__PROVIDED RECORDS__.
==========

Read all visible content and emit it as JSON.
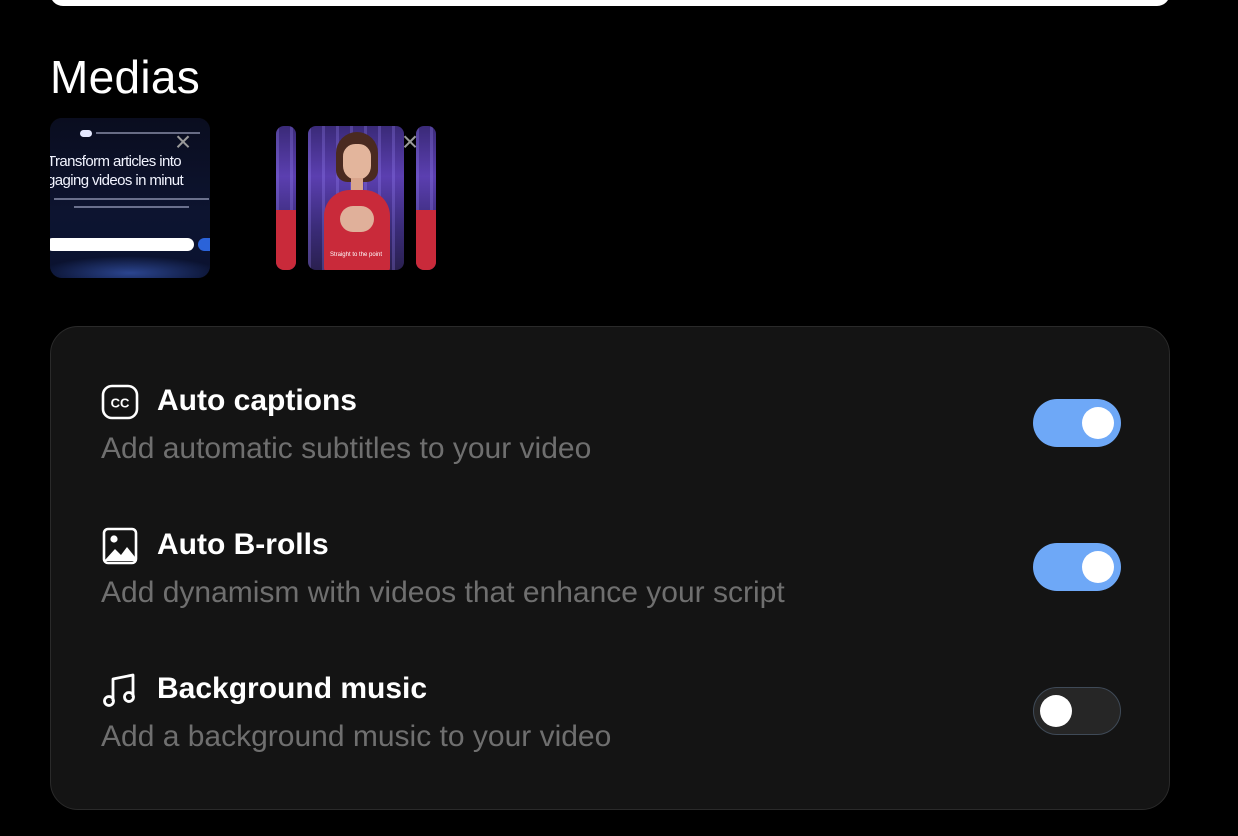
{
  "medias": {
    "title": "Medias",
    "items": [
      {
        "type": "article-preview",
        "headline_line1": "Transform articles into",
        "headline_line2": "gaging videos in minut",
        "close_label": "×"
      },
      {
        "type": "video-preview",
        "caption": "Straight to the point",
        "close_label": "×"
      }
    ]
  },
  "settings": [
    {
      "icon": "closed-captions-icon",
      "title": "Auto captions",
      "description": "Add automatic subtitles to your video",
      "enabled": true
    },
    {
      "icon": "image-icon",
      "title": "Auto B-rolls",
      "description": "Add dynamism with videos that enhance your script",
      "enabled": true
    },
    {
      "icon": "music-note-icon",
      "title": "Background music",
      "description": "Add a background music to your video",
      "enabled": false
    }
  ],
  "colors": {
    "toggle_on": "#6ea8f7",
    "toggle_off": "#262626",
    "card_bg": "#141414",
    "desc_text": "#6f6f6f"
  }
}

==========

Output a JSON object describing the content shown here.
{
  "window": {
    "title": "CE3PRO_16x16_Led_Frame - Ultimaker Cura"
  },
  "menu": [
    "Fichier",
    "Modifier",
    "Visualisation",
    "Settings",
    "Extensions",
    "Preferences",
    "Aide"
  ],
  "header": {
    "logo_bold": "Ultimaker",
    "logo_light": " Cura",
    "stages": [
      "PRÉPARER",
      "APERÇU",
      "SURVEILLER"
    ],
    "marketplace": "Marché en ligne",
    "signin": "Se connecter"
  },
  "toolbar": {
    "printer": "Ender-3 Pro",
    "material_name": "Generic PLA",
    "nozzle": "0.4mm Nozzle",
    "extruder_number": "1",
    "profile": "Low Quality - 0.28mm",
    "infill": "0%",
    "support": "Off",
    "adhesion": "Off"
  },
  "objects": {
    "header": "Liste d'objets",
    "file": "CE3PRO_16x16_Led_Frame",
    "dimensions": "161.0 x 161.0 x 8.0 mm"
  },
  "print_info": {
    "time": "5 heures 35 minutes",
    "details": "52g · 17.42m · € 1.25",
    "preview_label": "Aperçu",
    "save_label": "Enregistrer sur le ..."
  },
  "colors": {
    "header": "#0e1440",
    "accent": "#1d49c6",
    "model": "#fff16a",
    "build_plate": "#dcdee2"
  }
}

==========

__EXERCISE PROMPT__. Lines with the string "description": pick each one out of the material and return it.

__TASK RESULT__.
      "description": "Add automatic subtitles to your video",
      "description": "Add dynamism with videos that enhance your script",
      "description": "Add a background music to your video",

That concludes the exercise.